**Work order:**
Please write out each entry that follows, keeping it exactly the same.

**Records:**
»»

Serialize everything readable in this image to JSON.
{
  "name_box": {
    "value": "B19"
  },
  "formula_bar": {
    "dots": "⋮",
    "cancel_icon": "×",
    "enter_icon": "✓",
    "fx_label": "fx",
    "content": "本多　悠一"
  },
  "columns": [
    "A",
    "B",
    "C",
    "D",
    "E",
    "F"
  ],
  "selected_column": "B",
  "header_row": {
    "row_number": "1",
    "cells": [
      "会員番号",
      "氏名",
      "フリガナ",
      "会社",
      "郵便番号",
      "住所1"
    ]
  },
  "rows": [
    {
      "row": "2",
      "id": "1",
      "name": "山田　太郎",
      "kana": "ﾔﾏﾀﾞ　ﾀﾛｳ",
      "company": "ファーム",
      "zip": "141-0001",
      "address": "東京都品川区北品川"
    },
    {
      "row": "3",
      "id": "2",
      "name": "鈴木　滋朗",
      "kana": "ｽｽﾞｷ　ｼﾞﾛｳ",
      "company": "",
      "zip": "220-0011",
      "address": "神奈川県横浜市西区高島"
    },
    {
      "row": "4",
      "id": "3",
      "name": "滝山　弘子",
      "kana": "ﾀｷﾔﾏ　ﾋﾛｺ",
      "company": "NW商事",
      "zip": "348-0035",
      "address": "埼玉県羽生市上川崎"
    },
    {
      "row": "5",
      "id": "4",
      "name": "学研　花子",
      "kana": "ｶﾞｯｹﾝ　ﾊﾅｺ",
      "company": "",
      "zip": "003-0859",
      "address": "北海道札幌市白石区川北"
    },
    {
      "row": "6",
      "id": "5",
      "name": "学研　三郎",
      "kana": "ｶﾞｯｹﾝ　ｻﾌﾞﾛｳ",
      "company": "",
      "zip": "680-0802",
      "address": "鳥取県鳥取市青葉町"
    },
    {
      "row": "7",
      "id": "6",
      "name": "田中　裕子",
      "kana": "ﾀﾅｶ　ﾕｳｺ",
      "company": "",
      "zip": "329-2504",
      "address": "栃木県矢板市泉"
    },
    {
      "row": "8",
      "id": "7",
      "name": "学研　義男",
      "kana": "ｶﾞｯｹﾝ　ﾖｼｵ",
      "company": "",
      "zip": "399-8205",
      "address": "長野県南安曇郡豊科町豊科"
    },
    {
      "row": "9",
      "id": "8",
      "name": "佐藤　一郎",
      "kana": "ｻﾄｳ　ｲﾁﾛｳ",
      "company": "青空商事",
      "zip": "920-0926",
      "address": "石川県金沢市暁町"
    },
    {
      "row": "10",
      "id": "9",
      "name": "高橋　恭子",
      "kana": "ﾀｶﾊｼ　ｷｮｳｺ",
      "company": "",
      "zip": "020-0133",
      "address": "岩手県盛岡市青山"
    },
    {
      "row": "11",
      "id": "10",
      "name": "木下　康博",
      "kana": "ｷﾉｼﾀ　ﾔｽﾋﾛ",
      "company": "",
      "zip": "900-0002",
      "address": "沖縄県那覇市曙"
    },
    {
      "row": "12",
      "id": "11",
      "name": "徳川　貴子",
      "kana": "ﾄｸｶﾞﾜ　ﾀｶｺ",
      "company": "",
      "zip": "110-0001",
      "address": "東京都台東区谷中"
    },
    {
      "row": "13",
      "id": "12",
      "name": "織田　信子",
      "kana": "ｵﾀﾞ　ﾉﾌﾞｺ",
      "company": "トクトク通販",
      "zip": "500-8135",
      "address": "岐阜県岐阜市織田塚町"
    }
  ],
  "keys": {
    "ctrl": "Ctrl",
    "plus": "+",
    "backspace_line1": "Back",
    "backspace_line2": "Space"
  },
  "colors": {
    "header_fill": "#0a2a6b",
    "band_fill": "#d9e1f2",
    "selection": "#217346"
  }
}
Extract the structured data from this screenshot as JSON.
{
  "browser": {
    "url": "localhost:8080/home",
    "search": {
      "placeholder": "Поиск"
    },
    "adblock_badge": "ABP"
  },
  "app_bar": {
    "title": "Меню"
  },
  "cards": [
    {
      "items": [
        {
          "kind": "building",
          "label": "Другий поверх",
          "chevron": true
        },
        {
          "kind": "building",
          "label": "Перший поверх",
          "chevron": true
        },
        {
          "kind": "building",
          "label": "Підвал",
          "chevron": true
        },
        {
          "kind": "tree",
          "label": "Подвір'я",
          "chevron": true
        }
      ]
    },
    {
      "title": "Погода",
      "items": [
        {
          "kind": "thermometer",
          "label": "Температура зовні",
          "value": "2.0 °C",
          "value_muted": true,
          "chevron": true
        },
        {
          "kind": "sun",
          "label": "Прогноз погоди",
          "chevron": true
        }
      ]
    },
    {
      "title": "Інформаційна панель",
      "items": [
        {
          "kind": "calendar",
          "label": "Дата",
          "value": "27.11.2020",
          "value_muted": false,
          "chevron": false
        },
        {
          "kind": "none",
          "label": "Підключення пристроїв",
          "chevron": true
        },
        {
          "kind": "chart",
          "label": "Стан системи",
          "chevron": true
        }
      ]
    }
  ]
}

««

**Response below:**
Serialize everything readable in this image to JSON.
{
  "name_box": {
    "value": "B19"
  },
  "formula_bar": {
    "dots": "⋮",
    "cancel_icon": "×",
    "enter_icon": "✓",
    "fx_label": "fx",
    "content": "本多　悠一"
  },
  "columns": [
    "A",
    "B",
    "C",
    "D",
    "E",
    "F"
  ],
  "selected_column": "B",
  "header_row": {
    "row_number": "1",
    "cells": [
      "会員番号",
      "氏名",
      "フリガナ",
      "会社",
      "郵便番号",
      "住所1"
    ]
  },
  "rows": [
    {
      "row": "2",
      "id": "1",
      "name": "山田　太郎",
      "kana": "ﾔﾏﾀﾞ　ﾀﾛｳ",
      "company": "ファーム",
      "zip": "141-0001",
      "address": "東京都品川区北品川"
    },
    {
      "row": "3",
      "id": "2",
      "name": "鈴木　滋朗",
      "kana": "ｽｽﾞｷ　ｼﾞﾛｳ",
      "company": "",
      "zip": "220-0011",
      "address": "神奈川県横浜市西区高島"
    },
    {
      "row": "4",
      "id": "3",
      "name": "滝山　弘子",
      "kana": "ﾀｷﾔﾏ　ﾋﾛｺ",
      "company": "NW商事",
      "zip": "348-0035",
      "address": "埼玉県羽生市上川崎"
    },
    {
      "row": "5",
      "id": "4",
      "name": "学研　花子",
      "kana": "ｶﾞｯｹﾝ　ﾊﾅｺ",
      "company": "",
      "zip": "003-0859",
      "address": "北海道札幌市白石区川北"
    },
    {
      "row": "6",
      "id": "5",
      "name": "学研　三郎",
      "kana": "ｶﾞｯｹﾝ　ｻﾌﾞﾛｳ",
      "company": "",
      "zip": "680-0802",
      "address": "鳥取県鳥取市青葉町"
    },
    {
      "row": "7",
      "id": "6",
      "name": "田中　裕子",
      "kana": "ﾀﾅｶ　ﾕｳｺ",
      "company": "",
      "zip": "329-2504",
      "address": "栃木県矢板市泉"
    },
    {
      "row": "8",
      "id": "7",
      "name": "学研　義男",
      "kana": "ｶﾞｯｹﾝ　ﾖｼｵ",
      "company": "",
      "zip": "399-8205",
      "address": "長野県南安曇郡豊科町豊科"
    },
    {
      "row": "9",
      "id": "8",
      "name": "佐藤　一郎",
      "kana": "ｻﾄｳ　ｲﾁﾛｳ",
      "company": "青空商事",
      "zip": "920-0926",
      "address": "石川県金沢市暁町"
    },
    {
      "row": "10",
      "id": "9",
      "name": "高橋　恭子",
      "kana": "ﾀｶﾊｼ　ｷｮｳｺ",
      "company": "",
      "zip": "020-0133",
      "address": "岩手県盛岡市青山"
    },
    {
      "row": "11",
      "id": "10",
      "name": "木下　康博",
      "kana": "ｷﾉｼﾀ　ﾔｽﾋﾛ",
      "company": "",
      "zip": "900-0002",
      "address": "沖縄県那覇市曙"
    },
    {
      "row": "12",
      "id": "11",
      "name": "徳川　貴子",
      "kana": "ﾄｸｶﾞﾜ　ﾀｶｺ",
      "company": "",
      "zip": "110-0001",
      "address": "東京都台東区谷中"
    },
    {
      "row": "13",
      "id": "12",
      "name": "織田　信子",
      "kana": "ｵﾀﾞ　ﾉﾌﾞｺ",
      "company": "トクトク通販",
      "zip": "500-8135",
      "address": "岐阜県岐阜市織田塚町"
    }
  ],
  "keys": {
    "ctrl": "Ctrl",
    "plus": "+",
    "backspace_line1": "Back",
    "backspace_line2": "Space"
  },
  "colors": {
    "header_fill": "#0a2a6b",
    "band_fill": "#d9e1f2",
    "selection": "#217346"
  }
}
Extract the structured data from this screenshot as JSON.
{
  "browser": {
    "url": "localhost:8080/home",
    "search": {
      "placeholder": "Поиск"
    },
    "adblock_badge": "ABP"
  },
  "app_bar": {
    "title": "Меню"
  },
  "cards": [
    {
      "items": [
        {
          "kind": "building",
          "label": "Другий поверх",
          "chevron": true
        },
        {
          "kind": "building",
          "label": "Перший поверх",
          "chevron": true
        },
        {
          "kind": "building",
          "label": "Підвал",
          "chevron": true
        },
        {
          "kind": "tree",
          "label": "Подвір'я",
          "chevron": true
        }
      ]
    },
    {
      "title": "Погода",
      "items": [
        {
          "kind": "thermometer",
          "label": "Температура зовні",
          "value": "2.0 °C",
          "value_muted": true,
          "chevron": true
        },
        {
          "kind": "sun",
          "label": "Прогноз погоди",
          "chevron": true
        }
      ]
    },
    {
      "title": "Інформаційна панель",
      "items": [
        {
          "kind": "calendar",
          "label": "Дата",
          "value": "27.11.2020",
          "value_muted": false,
          "chevron": false
        },
        {
          "kind": "none",
          "label": "Підключення пристроїв",
          "chevron": true
        },
        {
          "kind": "chart",
          "label": "Стан системи",
          "chevron": true
        }
      ]
    }
  ]
}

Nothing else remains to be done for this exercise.